Seth Klarman Harvard interview
On a rather stressful day, I really enjoyed reading this article on the benefits of walking a dog. Here is a snippet on how walking a dog helped people in an assisted living home:
To the surprise of the researchers, the dog walkers showed a big improvement in fitness, while the human walkers began making excuses to skip the workout. Walking speed among the dog walkers increased by 28 percent, compared with just a 4 percent increase among the human walkers.
“What happened was nothing short of remarkable,” said Rebecca A. Johnson, a nursing professor and director of the Research Center for Human Animal Interaction at the University of Missouri’s College of Veterinary Medicine. “The improvement in walking speed means their confidence in their walking ability had increased and their balance had increased. To have a 28 percent improvement in walking speed is mind boggling.”
“IN TRUTH, men have affairs not for physical reasons but for emotional ones. They cheat not out of a sense of confidence but out of a state of brokenness. Not out of a sense of how desirable they are but out of a sense of what failures they are. And this is especially true of men like Tiger Woods and Bill Clinton who live in a hyper-competitive environments where they realize that they are only special to the extent that they keep on winning. Men like these are particularly broken, living as they do just one failure away from obscurity. They know that their value as human beings rests entirely in other people’s hands. And they live in permanent and painful insecurity. They constantly question their self-worth and they turn to women both to feel desirable and to comfort them from their pain.
Yes, I know. Men like Tiger Woods appear to the public as cool-as-a-cucumber. But beneath the calm veneer is a man who has been trained to believe that his value as a human being rests entirely on a never-ending game of human one-upmanship. Those who have made their names in sports and politics live with unimaginable insecurity. And rather than deal with these insecurities in a healthy way by having deep emotional conversations with their wives about their fears, it is easier to simply paper them over by turning to strangers who make them feel special.”
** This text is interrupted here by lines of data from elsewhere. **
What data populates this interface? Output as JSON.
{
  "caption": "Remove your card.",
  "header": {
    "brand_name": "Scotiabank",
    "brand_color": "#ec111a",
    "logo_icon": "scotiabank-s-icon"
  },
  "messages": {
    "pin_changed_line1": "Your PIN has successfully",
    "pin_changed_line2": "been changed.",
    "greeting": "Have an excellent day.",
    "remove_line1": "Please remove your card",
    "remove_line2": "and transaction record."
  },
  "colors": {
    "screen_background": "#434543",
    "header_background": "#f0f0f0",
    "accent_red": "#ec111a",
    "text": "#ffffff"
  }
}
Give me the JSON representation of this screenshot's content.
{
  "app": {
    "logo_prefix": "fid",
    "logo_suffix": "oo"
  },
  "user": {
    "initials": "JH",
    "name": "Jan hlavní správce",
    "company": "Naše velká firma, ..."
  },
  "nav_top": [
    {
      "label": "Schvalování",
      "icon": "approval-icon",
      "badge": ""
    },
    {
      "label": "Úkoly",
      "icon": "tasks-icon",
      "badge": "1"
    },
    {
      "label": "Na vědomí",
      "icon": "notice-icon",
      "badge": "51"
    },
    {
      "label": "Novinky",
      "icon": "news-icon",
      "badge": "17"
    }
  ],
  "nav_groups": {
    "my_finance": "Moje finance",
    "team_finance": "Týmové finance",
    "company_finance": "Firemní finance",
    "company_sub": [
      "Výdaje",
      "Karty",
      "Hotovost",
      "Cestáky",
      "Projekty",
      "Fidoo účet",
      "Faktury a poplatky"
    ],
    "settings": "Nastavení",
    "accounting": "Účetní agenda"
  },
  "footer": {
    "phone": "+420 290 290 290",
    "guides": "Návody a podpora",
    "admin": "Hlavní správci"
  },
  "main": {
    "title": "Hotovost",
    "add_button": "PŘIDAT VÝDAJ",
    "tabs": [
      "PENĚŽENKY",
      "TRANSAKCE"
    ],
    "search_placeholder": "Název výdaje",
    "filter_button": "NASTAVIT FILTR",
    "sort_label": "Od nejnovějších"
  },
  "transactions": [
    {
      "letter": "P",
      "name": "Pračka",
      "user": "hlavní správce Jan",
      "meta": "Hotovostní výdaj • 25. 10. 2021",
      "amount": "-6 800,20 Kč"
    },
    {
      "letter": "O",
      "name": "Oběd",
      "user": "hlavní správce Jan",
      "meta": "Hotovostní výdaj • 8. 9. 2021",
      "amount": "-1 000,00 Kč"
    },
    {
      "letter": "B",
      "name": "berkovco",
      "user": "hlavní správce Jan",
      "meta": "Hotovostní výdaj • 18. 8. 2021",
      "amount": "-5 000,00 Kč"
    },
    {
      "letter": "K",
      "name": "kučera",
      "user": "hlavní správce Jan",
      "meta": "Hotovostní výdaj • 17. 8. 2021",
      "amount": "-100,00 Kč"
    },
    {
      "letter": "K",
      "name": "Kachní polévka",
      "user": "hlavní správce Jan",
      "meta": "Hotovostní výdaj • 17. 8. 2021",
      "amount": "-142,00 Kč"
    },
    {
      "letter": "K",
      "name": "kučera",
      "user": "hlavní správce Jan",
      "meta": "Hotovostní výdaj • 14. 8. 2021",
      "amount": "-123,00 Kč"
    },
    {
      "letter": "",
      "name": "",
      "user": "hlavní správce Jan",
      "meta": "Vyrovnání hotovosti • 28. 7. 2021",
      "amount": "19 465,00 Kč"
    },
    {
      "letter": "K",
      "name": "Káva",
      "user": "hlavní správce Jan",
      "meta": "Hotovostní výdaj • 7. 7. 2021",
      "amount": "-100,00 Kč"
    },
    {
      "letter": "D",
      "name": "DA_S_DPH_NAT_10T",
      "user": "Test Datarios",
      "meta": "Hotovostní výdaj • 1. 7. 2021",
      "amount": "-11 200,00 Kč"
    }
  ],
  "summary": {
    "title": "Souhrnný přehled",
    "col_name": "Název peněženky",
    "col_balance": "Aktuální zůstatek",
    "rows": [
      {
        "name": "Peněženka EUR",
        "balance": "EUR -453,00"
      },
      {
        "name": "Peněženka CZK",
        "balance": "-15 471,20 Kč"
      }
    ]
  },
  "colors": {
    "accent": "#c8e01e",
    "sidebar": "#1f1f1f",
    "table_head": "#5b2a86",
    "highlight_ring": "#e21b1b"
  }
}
Read the rest here: Shmuley Boteach on Tiger Woods
Jeff Matthews just posted a lengthy, yet excellent interview with Alice Schroeder, who wrote the book Snowball about Warren Buffett.
I enjoyed this article on how grit leads more to success than talent or intelligence.
This is a very fascinating article in the New York Times on hunches and the brain. Check it out: